_INSTRUCTIONS TO FOLLOW_
Whenever a line in the records below holds the string "value", copy it out.

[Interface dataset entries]
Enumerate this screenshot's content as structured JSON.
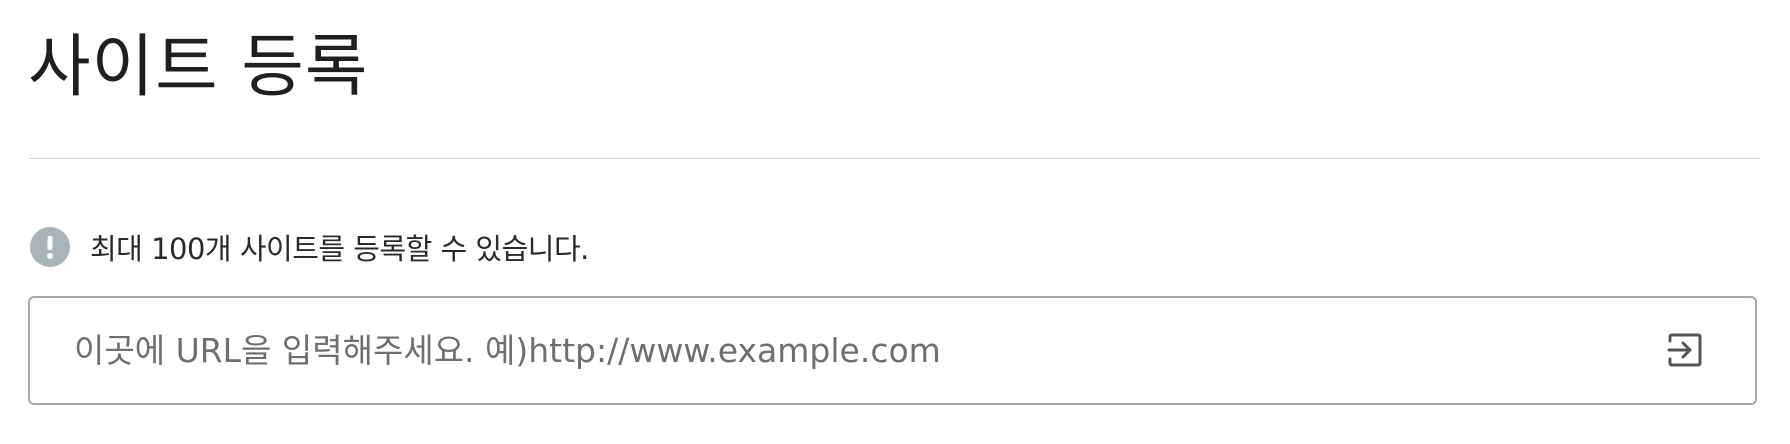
{
  "header": {
    "title": "사이트 등록"
  },
  "notice": {
    "icon": "exclamation-circle-icon",
    "icon_color": "#a9b3ba",
    "text": "최대 100개 사이트를 등록할 수 있습니다."
  },
  "url_field": {
    "value": "",
    "placeholder": "이곳에 URL을 입력해주세요. 예)http://www.example.com",
    "submit_icon": "enter-arrow-icon"
  }
}
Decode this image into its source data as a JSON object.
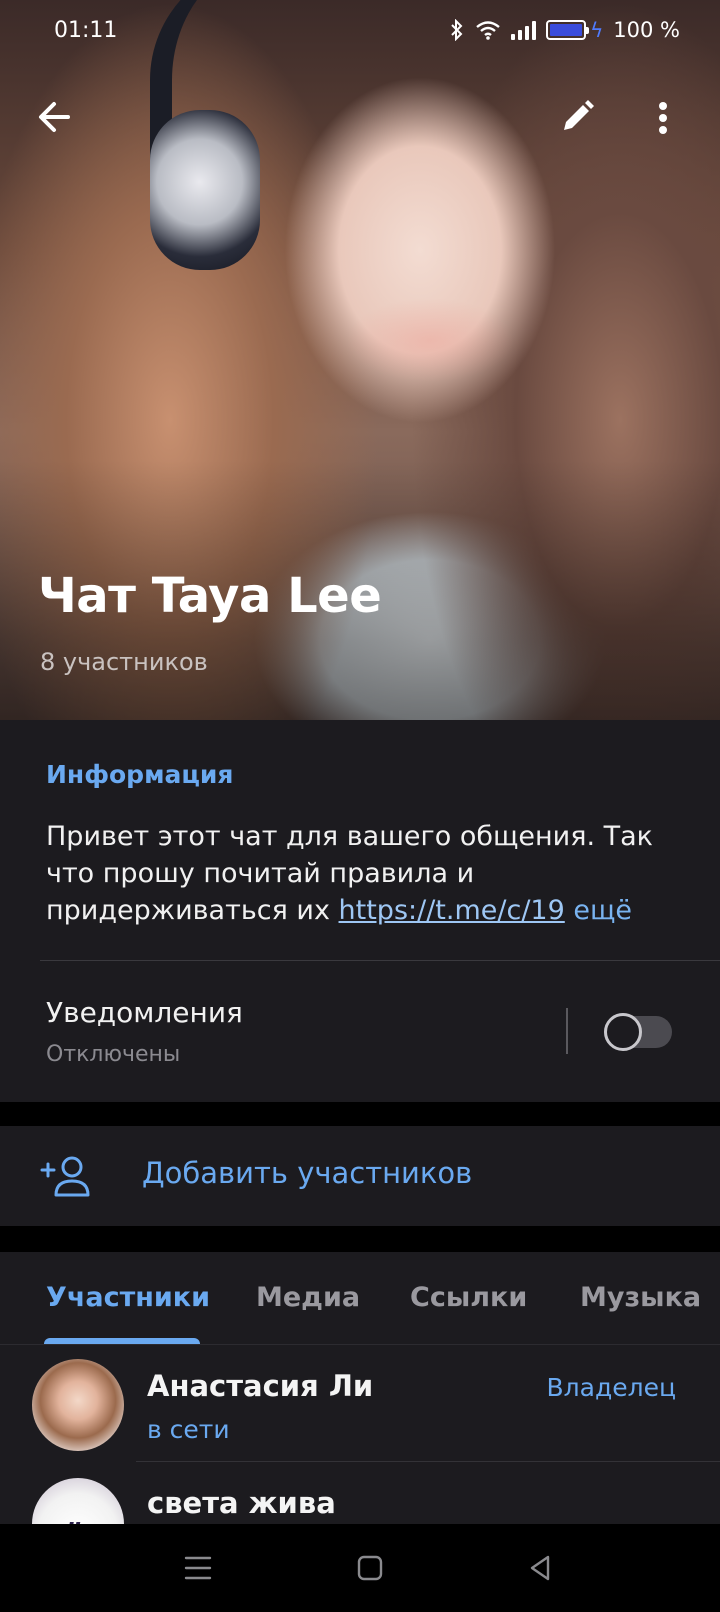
{
  "status_bar": {
    "time": "01:11",
    "battery_percent": "100 %",
    "battery_level": 1.0
  },
  "header": {
    "title": "Чат Taya Lee",
    "subtitle": "8 участников",
    "icons": [
      "back-arrow-icon",
      "pencil-icon",
      "more-vertical-icon"
    ]
  },
  "info": {
    "heading": "Информация",
    "description": "Привет этот чат для вашего общения. Так что прошу почитай правила и придерживаться их ",
    "link": "https://t.me/c/19",
    "link_fade": "",
    "more": "ещё"
  },
  "notifications": {
    "label": "Уведомления",
    "status": "Отключены",
    "enabled": false
  },
  "add_members": {
    "label": "Добавить участников",
    "icon": "add-person-icon"
  },
  "tabs": [
    {
      "label": "Участники",
      "active": true
    },
    {
      "label": "Медиа",
      "active": false
    },
    {
      "label": "Ссылки",
      "active": false
    },
    {
      "label": "Музыка",
      "active": false
    }
  ],
  "members": [
    {
      "name": "Анастасия Ли",
      "status": "в сети",
      "role": "Владелец"
    },
    {
      "name": "света жива",
      "status": "",
      "role": "",
      "avatar_text": "eclipse"
    }
  ],
  "colors": {
    "accent": "#6aa9f0",
    "card_bg": "#1c1b1f",
    "battery": "#3a4cdb"
  }
}
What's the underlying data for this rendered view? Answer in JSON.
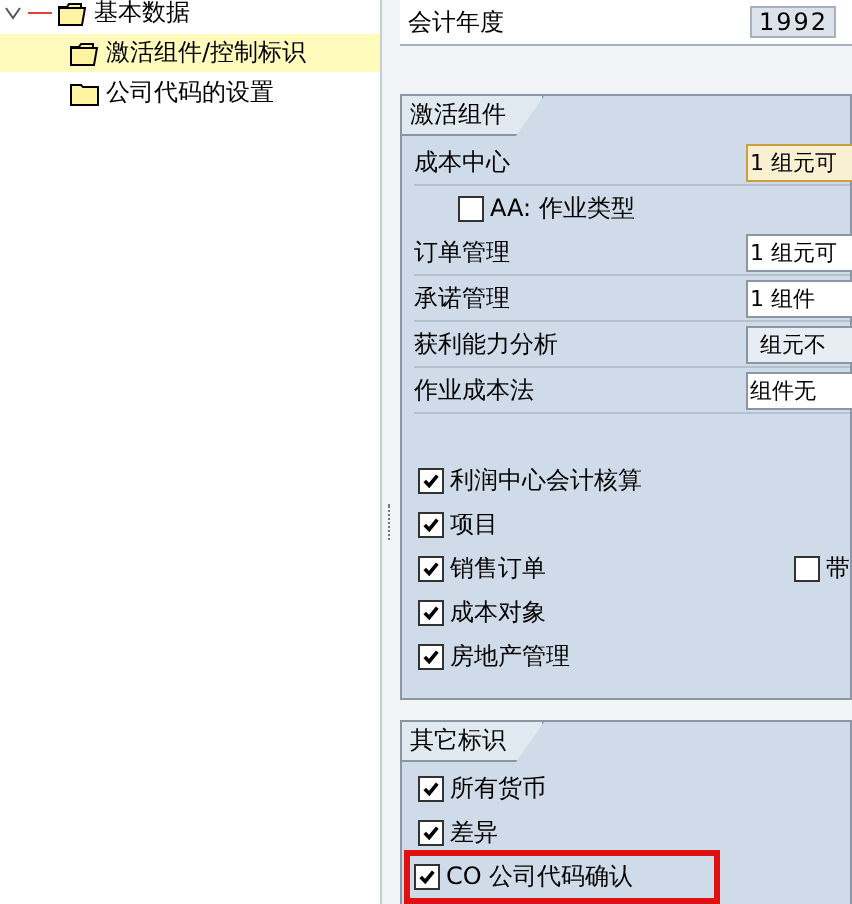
{
  "tree": [
    {
      "label": "基本数据",
      "expanded": true,
      "selected": false,
      "children": [
        {
          "label": "激活组件/控制标识",
          "selected": true,
          "expanded": true
        },
        {
          "label": "公司代码的设置",
          "selected": false,
          "expanded": false
        }
      ]
    }
  ],
  "fiscal_year": {
    "label": "会计年度",
    "value": "1992"
  },
  "groups": [
    {
      "title": "激活组件",
      "rows": [
        {
          "kind": "field",
          "label": "成本中心",
          "value": "1 组元可",
          "focused": true,
          "readonly": false
        },
        {
          "kind": "subcheck",
          "label": "AA: 作业类型",
          "checked": false
        },
        {
          "kind": "field",
          "label": "订单管理",
          "value": "1 组元可",
          "focused": false,
          "readonly": false
        },
        {
          "kind": "field",
          "label": "承诺管理",
          "value": "1 组件",
          "focused": false,
          "readonly": false
        },
        {
          "kind": "field",
          "label": "获利能力分析",
          "value": "组元不",
          "focused": false,
          "readonly": true
        },
        {
          "kind": "field",
          "label": "作业成本法",
          "value": "组件无",
          "focused": false,
          "readonly": false
        },
        {
          "kind": "gap"
        },
        {
          "kind": "check",
          "label": "利润中心会计核算",
          "checked": true
        },
        {
          "kind": "check",
          "label": "项目",
          "checked": true
        },
        {
          "kind": "check",
          "label": "销售订单",
          "checked": true,
          "extra": {
            "label": "带",
            "checked": false
          }
        },
        {
          "kind": "check",
          "label": "成本对象",
          "checked": true
        },
        {
          "kind": "check",
          "label": "房地产管理",
          "checked": true
        }
      ]
    },
    {
      "title": "其它标识",
      "rows": [
        {
          "kind": "check",
          "label": "所有货币",
          "checked": true
        },
        {
          "kind": "check",
          "label": "差异",
          "checked": true
        },
        {
          "kind": "check",
          "label": "CO 公司代码确认",
          "checked": true,
          "highlighted": true
        }
      ]
    }
  ]
}
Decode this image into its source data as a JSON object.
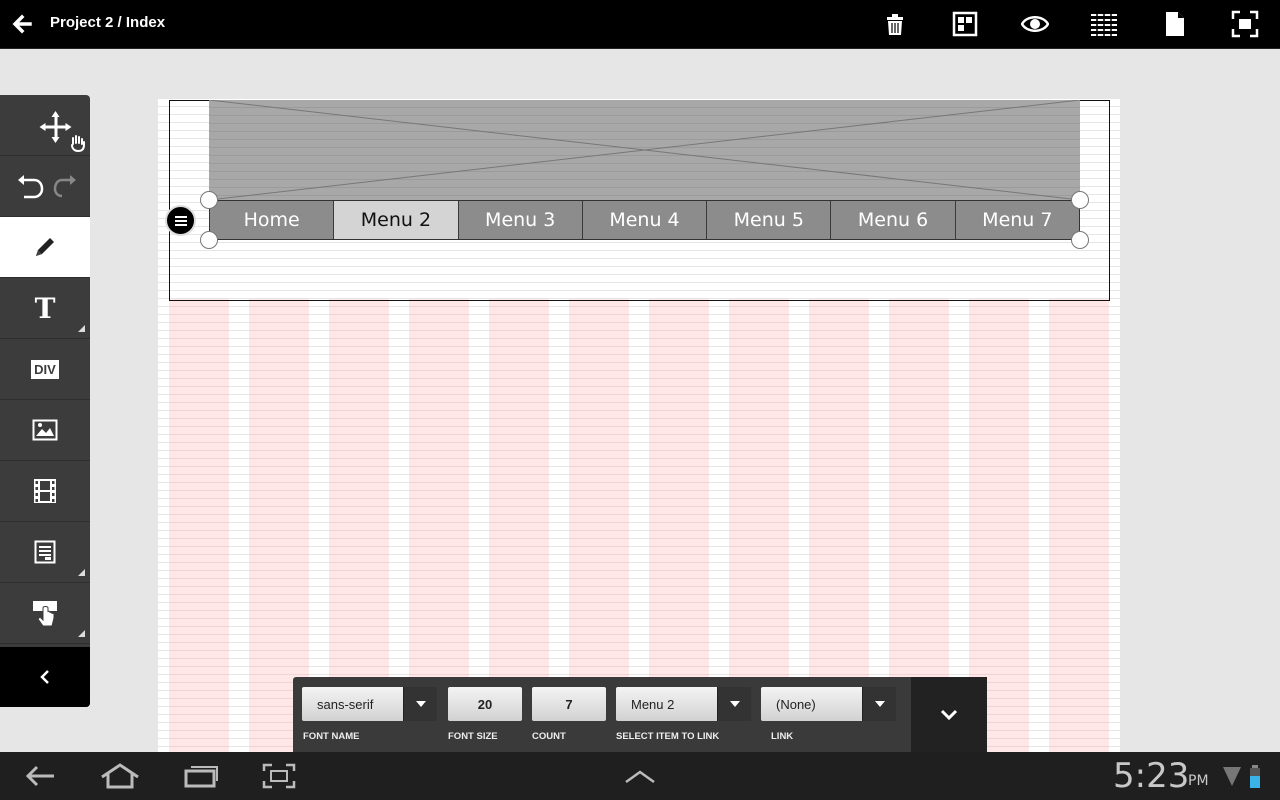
{
  "app": {
    "title": "Project 2 / Index"
  },
  "top_actions": [
    "back-arrow-icon",
    "trash-icon",
    "layout-grid-icon",
    "eye-icon",
    "table-icon",
    "document-icon",
    "fullscreen-icon"
  ],
  "left_toolbar": {
    "items": [
      "move-pan-icon",
      "undo-redo-icon",
      "pencil-icon",
      "text-icon",
      "div-icon",
      "image-icon",
      "film-icon",
      "form-icon",
      "click-touch-icon"
    ],
    "text_tool_glyph": "T",
    "div_tool_label": "DIV",
    "selected": "pencil-icon"
  },
  "navbar_widget": {
    "items": [
      "Home",
      "Menu 2",
      "Menu 3",
      "Menu 4",
      "Menu 5",
      "Menu 6",
      "Menu 7"
    ],
    "active_item": "Menu 2"
  },
  "properties": {
    "font_name": {
      "value": "sans-serif",
      "label": "FONT NAME"
    },
    "font_size": {
      "value": "20",
      "label": "FONT SIZE"
    },
    "count": {
      "value": "7",
      "label": "COUNT"
    },
    "select_item_to_link": {
      "value": "Menu 2",
      "label": "SELECT ITEM TO LINK"
    },
    "link": {
      "value": "(None)",
      "label": "LINK"
    }
  },
  "system": {
    "time": "5:23",
    "ampm": "PM"
  },
  "colors": {
    "top_bar": "#000000",
    "left_toolbar": "#3c3c3c",
    "grid_column": "#ffe0e0",
    "nav_item": "#8c8c8c",
    "nav_active": "#d4d4d4"
  }
}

_ANSWER SPACE_
    "value": "",
    "value": "1992"
          "value": "1 组元可",
          "value": "1 组元可",
          "value": "1 组件",
          "value": "组元不",
          "value": "组件无",
      "value": "sans-serif",
      "value": "20",
      "value": "7",
      "value": "Menu 2",
      "value": "(None)",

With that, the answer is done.